1R. Lappalainen, M. Selenius, A. Anttila, Y.T. Konttinen, S.S. Santavirta, Reduction of Wear in Total Hip Replacement Prostheses by Amorphous Diamond Coatings, accepted for publication in Applied Biomaterials.

2A. Anttila, R. Lappalainen, V-M. Tiainen and M. Hakovirta, Superior attachment of high-quality hydrogen-free amorphous diamond films to solid materials, Advanced Materials, 9(1997)1161-1164.

3 A. Anttila, J-P. Hirvonen, J. Koskinen, US Patent 5 078 848, 1992.

4 A. Anttila, R. Lappalainen, H. Heinonen, S. Santavirta and Y. T. Konttinen, Superiority of Diamondlike Carbon Coatings on Articulating Surfaces of Artificial Hip Joints, New Diamond and Frontier Carbon Technology, 9(1999)283-288.

4:10 PM D3-9 Deposition of Diamond-like Carbon Films on Aluminium Substrates by RF-PECVD Technique: Influence of Process Parameters
N. Ravi (International Advanced Research Centre, India); V.L. Bukhovets, I.G. Varshavskaya (Russian Academy of Sciences, Russia); G. Sundararajan (International Advanced Research Centre for Powder Metallurgy and New Materials, India)

The properties of Diamond-like carbon (DLC) films are highly influenced by the properties of the substrate on which they are deposited. The DLC coatings have largely been carried out on hard substrate materials such as glass, steel and silicon. In contrast, DLC coatings on soft substrates such as polymers, aluminium, copper and titanium have been quite limited and in such cases techniques like Plasma immersion ion implantation (PIII), Laser assisted CVD, ion beam have been employed. Deposition of DLC films on aluminium has drawn recent attention owing to its many potential applications such as automobile pistons, bores, VCR heads, copier machine drums, textile components etc. It can be inferred that practically no literature is available with regard to deposition of DLC films exclusively on aluminum by utilizing RF-PECVD technique.

In our experiments, DLC films have been deposited on commercial pure (c.p.) aluminium in a 250 kHz RF glow discharge sustained by methane gas in an asymmetric (small powered electrode and large grounded electrode) CVD reactor. The present study has been conducted to assess the influence of different process parameters such as the bias voltage, ion current density, methane gas flow rate and its pressure, deposition temperature and inter-electrode distance on the rate of deposition of DLC on c.p. aluminium. The density and thickness of these DLC coatings have been evaluated. Additionally, on selected samples, the tribological tests have been performed to evaluate their friction behaviour. The results from the above study will be presented and rationalized on the basis of existing models for DLC deposition.

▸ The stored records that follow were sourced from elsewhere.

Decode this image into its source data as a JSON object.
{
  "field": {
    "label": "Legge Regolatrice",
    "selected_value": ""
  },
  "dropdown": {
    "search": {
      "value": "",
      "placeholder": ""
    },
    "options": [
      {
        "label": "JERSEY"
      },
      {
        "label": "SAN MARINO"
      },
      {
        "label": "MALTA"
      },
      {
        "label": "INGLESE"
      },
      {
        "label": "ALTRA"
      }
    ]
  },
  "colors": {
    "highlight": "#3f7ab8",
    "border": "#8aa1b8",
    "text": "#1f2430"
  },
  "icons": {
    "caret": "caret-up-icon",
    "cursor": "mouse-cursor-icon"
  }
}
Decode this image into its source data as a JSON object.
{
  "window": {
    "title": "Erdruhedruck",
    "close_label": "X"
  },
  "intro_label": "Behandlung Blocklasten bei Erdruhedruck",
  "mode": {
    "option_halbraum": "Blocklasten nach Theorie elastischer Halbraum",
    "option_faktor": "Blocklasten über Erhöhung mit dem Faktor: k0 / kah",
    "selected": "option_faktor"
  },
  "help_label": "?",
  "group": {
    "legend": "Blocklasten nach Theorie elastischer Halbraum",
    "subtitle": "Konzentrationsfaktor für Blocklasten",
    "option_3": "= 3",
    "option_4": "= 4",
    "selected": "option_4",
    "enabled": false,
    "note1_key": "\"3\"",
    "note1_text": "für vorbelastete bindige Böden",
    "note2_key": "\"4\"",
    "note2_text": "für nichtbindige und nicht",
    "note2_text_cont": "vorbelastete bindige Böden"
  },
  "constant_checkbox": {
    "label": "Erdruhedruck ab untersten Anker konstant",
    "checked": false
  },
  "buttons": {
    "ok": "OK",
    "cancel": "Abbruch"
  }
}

Time Period ThA Sessions | Abstract Timeline | Topic D Sessions | Time Periods | Topics | ICMCTF2003 Schedule